Peacock, who started the foundation 10 years ago, found animals to be a spark for dialogue when she was going through tough times herself.

“Animals were really the things that enabled me to get through it without seeking things like drugs and sex,” she said. “It was a wonderful outlet.”

The organization now has 13 rescued and rehabilitated pets, including lizards, snakes and dogs, and has served more than 1,000 children in the last decade.

Needy animals and needy kids. It’s a win-win.

I know I’m a little late picking a charity – there’s only three weeks left until the big race – but I’m figuring every little bit helps. With the platform afforded me by this column, how could I not? At least this long, grueling journey will mean something more than just me getting in shape, learning to like running and taking on this huge physical challenge.

But for the first time in its 27-year history, things are about to get a little easier for those running to support the official charities of the L.A. Marathon. Charitable runners can now run half the race and let a buddy finish the rest.

The relay will mean more runners can participate, such as recreational runners who won’t have to run the whole thing, and let them raise more money for charity, according to Nick Curl, chief operating officer of the L.A. Marathon.

“The marathon relay will open the Honda L.A. Marathon to a wider group of people who want to challenge themselves and raise money for some very worthwhile causes,” Curl said. “For those who always dreamed of running right down the middle of the Hollywood Walk of Fame, Sunset Strip and Rodeo Drive, but couldn’t commit to training for and running the full 26.2 miles, this is a perfect opportunity to experience our world-class Stadium to the Sea course.”

The relay handoff will be in Hollywood on Sunset Boulevard before the Sunset Strip.
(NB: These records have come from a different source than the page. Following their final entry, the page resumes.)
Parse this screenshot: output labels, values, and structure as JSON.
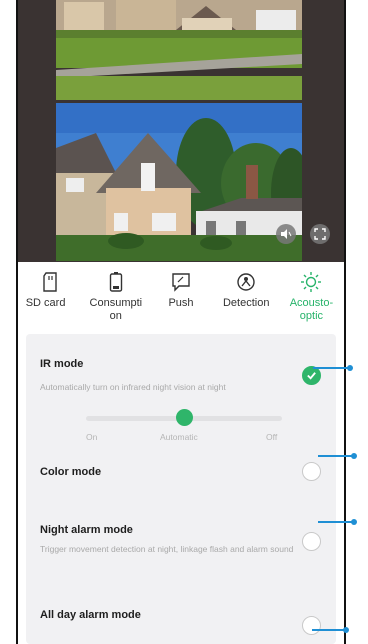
{
  "preview": {
    "speaker_icon": "speaker-icon",
    "fullscreen_icon": "fullscreen-icon"
  },
  "tabs": [
    {
      "label": "SD card",
      "icon": "sd-card-icon",
      "active": false
    },
    {
      "label": "Consumpti\non",
      "icon": "battery-icon",
      "active": false
    },
    {
      "label": "Push",
      "icon": "push-message-icon",
      "active": false
    },
    {
      "label": "Detection",
      "icon": "detection-icon",
      "active": false
    },
    {
      "label": "Acousto-\noptic",
      "icon": "sun-icon",
      "active": true
    }
  ],
  "ir_mode": {
    "title": "IR mode",
    "description": "Automatically turn on infrared night vision at night",
    "checked": true,
    "slider": {
      "options": [
        "On",
        "Automatic",
        "Off"
      ],
      "selected": "Automatic"
    }
  },
  "color_mode": {
    "title": "Color mode",
    "checked": false
  },
  "night_alarm_mode": {
    "title": "Night alarm mode",
    "description": "Trigger movement detection at night, linkage flash and alarm sound",
    "checked": false
  },
  "all_day_alarm_mode": {
    "title": "All day alarm mode",
    "checked": false
  },
  "colors": {
    "accent": "#2fb56a",
    "pointer": "#1f8fd4"
  }
}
That’s where Ledys Lopez, of Sun Valley, will kick it over to her partner, Alex Yarza, a Hollywood High School student she’s been mentoring.
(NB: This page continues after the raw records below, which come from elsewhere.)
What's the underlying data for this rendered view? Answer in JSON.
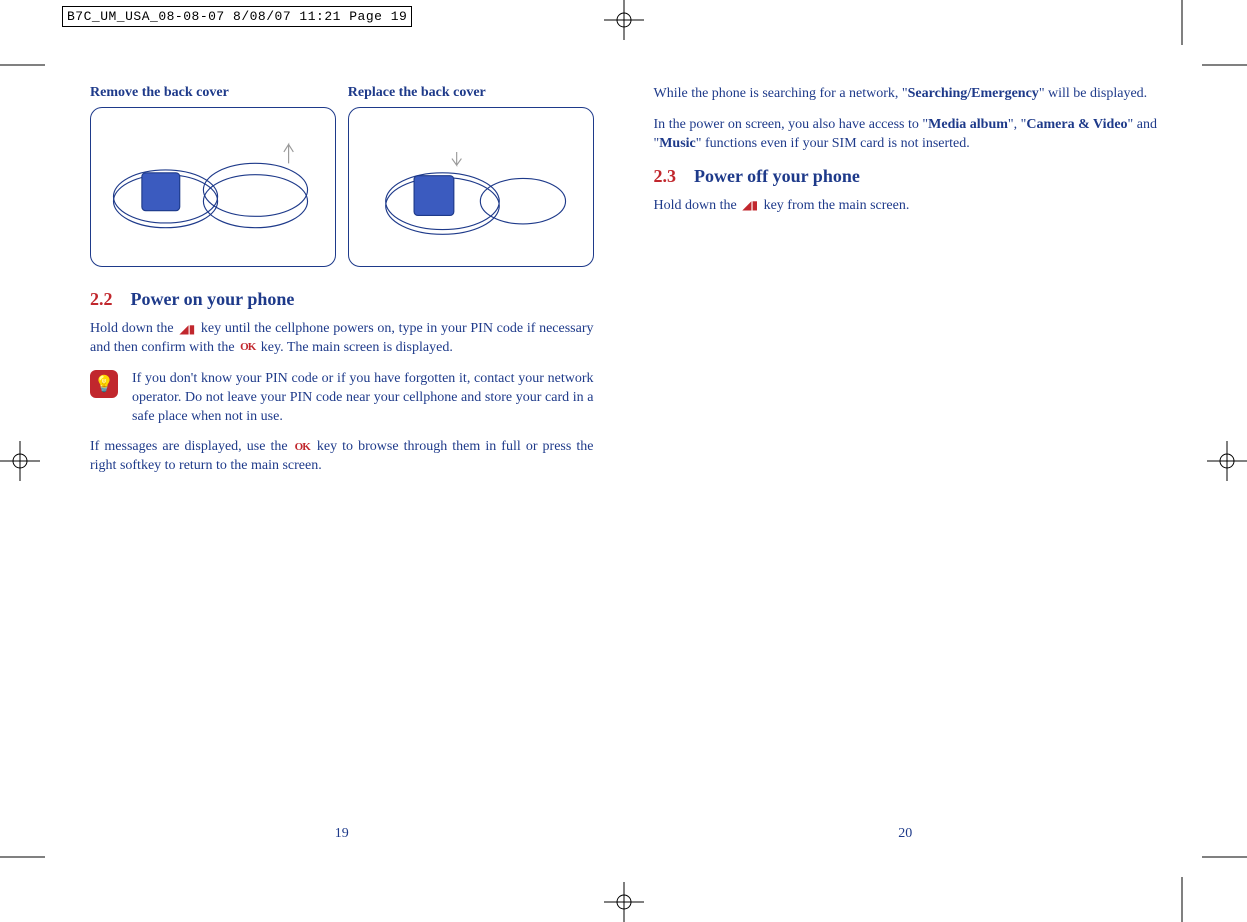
{
  "print_header": "B7C_UM_USA_08-08-07  8/08/07  11:21  Page 19",
  "left": {
    "fig1_title": "Remove the back cover",
    "fig2_title": "Replace the back cover",
    "section_num": "2.2",
    "section_title": "Power on your phone",
    "para1a": "Hold down the ",
    "para1b": " key until the cellphone powers on, type in your PIN code if necessary and then confirm with the ",
    "para1c": " key. The main screen is displayed.",
    "tip": "If you don't know your PIN code or if you have forgotten it, contact your network operator. Do not leave your PIN code near your cellphone and store your card in a safe place when not in use.",
    "para2a": "If messages are displayed, use the ",
    "para2b": " key to browse through them in full or press the right softkey to return to the main screen.",
    "page_num": "19"
  },
  "right": {
    "para1a": "While the phone is searching for a network, \"",
    "para1b_bold": "Searching/Emergency",
    "para1c": "\" will be displayed.",
    "para2a": "In the power on screen, you also have access to \"",
    "para2b_bold": "Media album",
    "para2c": "\", \"",
    "para2d_bold": "Camera & Video",
    "para2e": "\" and \"",
    "para2f_bold": "Music",
    "para2g": "\" functions even if your SIM card is not inserted.",
    "section_num": "2.3",
    "section_title": "Power off your phone",
    "para3a": "Hold down the ",
    "para3b": " key from the main screen.",
    "page_num": "20"
  },
  "icons": {
    "power_key": "⎯",
    "ok_key": "OK",
    "tip": "✧"
  }
}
The duo is running for SOSMentor’s ShapeUp program. The organization is a Calabasas-based nonprofit that encourages healthy eating and fitness in underprivileged kids to fight obesity.

Lopez, 34, beat adult obesity by training for her first L.A. Marathon in 2010 in a walking group. She was 235 pounds and was a size 12-14. After the marathon, she weighed 180 and had dropped to a size 8-10.

Yarza also battled weight problems. Now, he’s a normal weight, healthy, and will be mentoring high school students of his own.

“Training for the 2010 L.A. Marathon allowed me to focus on my health, improved my self-esteem, and gave me an incredible sense of empowerment,” Lopez said. “I am passionate about educating and encouraging young people like Alex to establish healthy habits that will last them a lifetime.”

Then there are the unofficial charities such as the Keep A Breast Foundation’s Non Toxic Revolution, which advocates prevention-based education for breast cancer by limiting the use of everyday products that may contain carcinogens, such as certain shampoos or cosmetics.

They’re trying to raise $50,000 for a rock climbing wall for their community center that they plan to build somewhere in downtown L.A. The center would serve as a base where newly diagnosed cancer patients and survivors could go get information on treatment, and get physically stronger through rock climbing.

“I think it’d be hard in this day and age to find someone who hasn’t been affected by cancer,” say Casey Cochran, who’s running the 26.2 miles barefoot to raise awareness. “I think it’s very, very much so environmental, it’s what we’re putting in and on our bodies.”

So with all these great causes out there, please find a charity and give a little something.

Or if you want to show me and the Peacock Foundation a little love, you can donate at www.crowdrise.com/cjlin. Help me make this something more than just a tough run.

For a list of official charities, visit www.lamarathon.com/charities.

cj.lin@dailynews.com 818-713-3738 twitter.com/cjlindn

SUNDAY, MARCH 15, 2015